Give back every entry below, exactly as written.

:: Record excerpts ::

* * *

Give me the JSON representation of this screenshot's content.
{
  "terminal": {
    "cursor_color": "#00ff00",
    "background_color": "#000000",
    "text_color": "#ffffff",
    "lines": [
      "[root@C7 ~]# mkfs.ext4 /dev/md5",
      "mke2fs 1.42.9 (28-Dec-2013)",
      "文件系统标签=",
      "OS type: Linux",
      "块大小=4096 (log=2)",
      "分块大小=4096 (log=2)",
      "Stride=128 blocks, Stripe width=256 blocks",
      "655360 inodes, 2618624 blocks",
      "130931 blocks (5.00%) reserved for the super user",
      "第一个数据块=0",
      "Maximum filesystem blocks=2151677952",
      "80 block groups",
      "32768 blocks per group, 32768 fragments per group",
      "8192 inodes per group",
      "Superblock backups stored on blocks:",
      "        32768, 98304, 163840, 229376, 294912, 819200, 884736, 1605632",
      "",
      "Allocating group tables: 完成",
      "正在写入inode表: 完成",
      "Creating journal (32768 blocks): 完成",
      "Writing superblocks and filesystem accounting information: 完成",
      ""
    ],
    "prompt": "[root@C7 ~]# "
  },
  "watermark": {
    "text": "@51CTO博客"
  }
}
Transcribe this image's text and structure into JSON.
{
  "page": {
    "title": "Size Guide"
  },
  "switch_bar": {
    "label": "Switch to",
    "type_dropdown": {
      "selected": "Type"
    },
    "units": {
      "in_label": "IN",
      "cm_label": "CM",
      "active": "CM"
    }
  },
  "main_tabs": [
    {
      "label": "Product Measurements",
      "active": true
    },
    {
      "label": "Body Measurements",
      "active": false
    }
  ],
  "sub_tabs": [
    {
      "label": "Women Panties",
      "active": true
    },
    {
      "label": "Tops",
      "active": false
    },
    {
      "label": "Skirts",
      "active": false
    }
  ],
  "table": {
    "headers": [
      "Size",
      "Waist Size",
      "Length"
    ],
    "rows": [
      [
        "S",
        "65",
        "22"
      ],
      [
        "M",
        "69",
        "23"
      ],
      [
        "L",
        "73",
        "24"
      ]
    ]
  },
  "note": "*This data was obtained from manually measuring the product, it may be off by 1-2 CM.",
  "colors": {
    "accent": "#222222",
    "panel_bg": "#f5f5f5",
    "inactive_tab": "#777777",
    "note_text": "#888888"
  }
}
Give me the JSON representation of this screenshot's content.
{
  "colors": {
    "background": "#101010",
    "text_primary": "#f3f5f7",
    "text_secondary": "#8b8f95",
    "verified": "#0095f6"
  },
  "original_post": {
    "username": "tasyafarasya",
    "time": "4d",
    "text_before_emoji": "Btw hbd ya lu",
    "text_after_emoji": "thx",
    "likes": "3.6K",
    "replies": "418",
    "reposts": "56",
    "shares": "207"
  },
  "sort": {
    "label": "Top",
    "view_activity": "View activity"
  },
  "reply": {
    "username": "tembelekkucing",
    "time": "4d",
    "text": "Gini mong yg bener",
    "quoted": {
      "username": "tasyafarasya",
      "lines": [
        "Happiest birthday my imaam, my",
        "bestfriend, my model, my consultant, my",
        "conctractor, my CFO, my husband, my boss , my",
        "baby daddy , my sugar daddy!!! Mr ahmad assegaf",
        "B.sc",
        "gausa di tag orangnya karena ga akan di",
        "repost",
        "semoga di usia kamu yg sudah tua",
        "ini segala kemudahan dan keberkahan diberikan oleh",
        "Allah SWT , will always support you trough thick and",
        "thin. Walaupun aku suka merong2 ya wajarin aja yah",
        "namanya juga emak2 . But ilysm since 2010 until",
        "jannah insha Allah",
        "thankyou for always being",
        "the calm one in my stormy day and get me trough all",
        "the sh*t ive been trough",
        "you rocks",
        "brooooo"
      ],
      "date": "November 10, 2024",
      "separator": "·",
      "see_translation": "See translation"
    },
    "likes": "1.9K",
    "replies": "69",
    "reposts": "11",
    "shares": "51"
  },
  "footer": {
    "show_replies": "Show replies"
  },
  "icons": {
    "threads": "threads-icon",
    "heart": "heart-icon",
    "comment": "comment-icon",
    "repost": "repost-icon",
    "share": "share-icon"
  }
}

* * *

:: Solution for this problem ::
Give me the JSON representation of this screenshot's content.
{
  "terminal": {
    "cursor_color": "#00ff00",
    "background_color": "#000000",
    "text_color": "#ffffff",
    "lines": [
      "[root@C7 ~]# mkfs.ext4 /dev/md5",
      "mke2fs 1.42.9 (28-Dec-2013)",
      "文件系统标签=",
      "OS type: Linux",
      "块大小=4096 (log=2)",
      "分块大小=4096 (log=2)",
      "Stride=128 blocks, Stripe width=256 blocks",
      "655360 inodes, 2618624 blocks",
      "130931 blocks (5.00%) reserved for the super user",
      "第一个数据块=0",
      "Maximum filesystem blocks=2151677952",
      "80 block groups",
      "32768 blocks per group, 32768 fragments per group",
      "8192 inodes per group",
      "Superblock backups stored on blocks:",
      "        32768, 98304, 163840, 229376, 294912, 819200, 884736, 1605632",
      "",
      "Allocating group tables: 完成",
      "正在写入inode表: 完成",
      "Creating journal (32768 blocks): 完成",
      "Writing superblocks and filesystem accounting information: 完成",
      ""
    ],
    "prompt": "[root@C7 ~]# "
  },
  "watermark": {
    "text": "@51CTO博客"
  }
}
Transcribe this image's text and structure into JSON.
{
  "page": {
    "title": "Size Guide"
  },
  "switch_bar": {
    "label": "Switch to",
    "type_dropdown": {
      "selected": "Type"
    },
    "units": {
      "in_label": "IN",
      "cm_label": "CM",
      "active": "CM"
    }
  },
  "main_tabs": [
    {
      "label": "Product Measurements",
      "active": true
    },
    {
      "label": "Body Measurements",
      "active": false
    }
  ],
  "sub_tabs": [
    {
      "label": "Women Panties",
      "active": true
    },
    {
      "label": "Tops",
      "active": false
    },
    {
      "label": "Skirts",
      "active": false
    }
  ],
  "table": {
    "headers": [
      "Size",
      "Waist Size",
      "Length"
    ],
    "rows": [
      [
        "S",
        "65",
        "22"
      ],
      [
        "M",
        "69",
        "23"
      ],
      [
        "L",
        "73",
        "24"
      ]
    ]
  },
  "note": "*This data was obtained from manually measuring the product, it may be off by 1-2 CM.",
  "colors": {
    "accent": "#222222",
    "panel_bg": "#f5f5f5",
    "inactive_tab": "#777777",
    "note_text": "#888888"
  }
}
Give me the JSON representation of this screenshot's content.
{
  "colors": {
    "background": "#101010",
    "text_primary": "#f3f5f7",
    "text_secondary": "#8b8f95",
    "verified": "#0095f6"
  },
  "original_post": {
    "username": "tasyafarasya",
    "time": "4d",
    "text_before_emoji": "Btw hbd ya lu",
    "text_after_emoji": "thx",
    "likes": "3.6K",
    "replies": "418",
    "reposts": "56",
    "shares": "207"
  },
  "sort": {
    "label": "Top",
    "view_activity": "View activity"
  },
  "reply": {
    "username": "tembelekkucing",
    "time": "4d",
    "text": "Gini mong yg bener",
    "quoted": {
      "username": "tasyafarasya",
      "lines": [
        "Happiest birthday my imaam, my",
        "bestfriend, my model, my consultant, my",
        "conctractor, my CFO, my husband, my boss , my",
        "baby daddy , my sugar daddy!!! Mr ahmad assegaf",
        "B.sc",
        "gausa di tag orangnya karena ga akan di",
        "repost",
        "semoga di usia kamu yg sudah tua",
        "ini segala kemudahan dan keberkahan diberikan oleh",
        "Allah SWT , will always support you trough thick and",
        "thin. Walaupun aku suka merong2 ya wajarin aja yah",
        "namanya juga emak2 . But ilysm since 2010 until",
        "jannah insha Allah",
        "thankyou for always being",
        "the calm one in my stormy day and get me trough all",
        "the sh*t ive been trough",
        "you rocks",
        "brooooo"
      ],
      "date": "November 10, 2024",
      "separator": "·",
      "see_translation": "See translation"
    },
    "likes": "1.9K",
    "replies": "69",
    "reposts": "11",
    "shares": "51"
  },
  "footer": {
    "show_replies": "Show replies"
  },
  "icons": {
    "threads": "threads-icon",
    "heart": "heart-icon",
    "comment": "comment-icon",
    "repost": "repost-icon",
    "share": "share-icon"
  }
}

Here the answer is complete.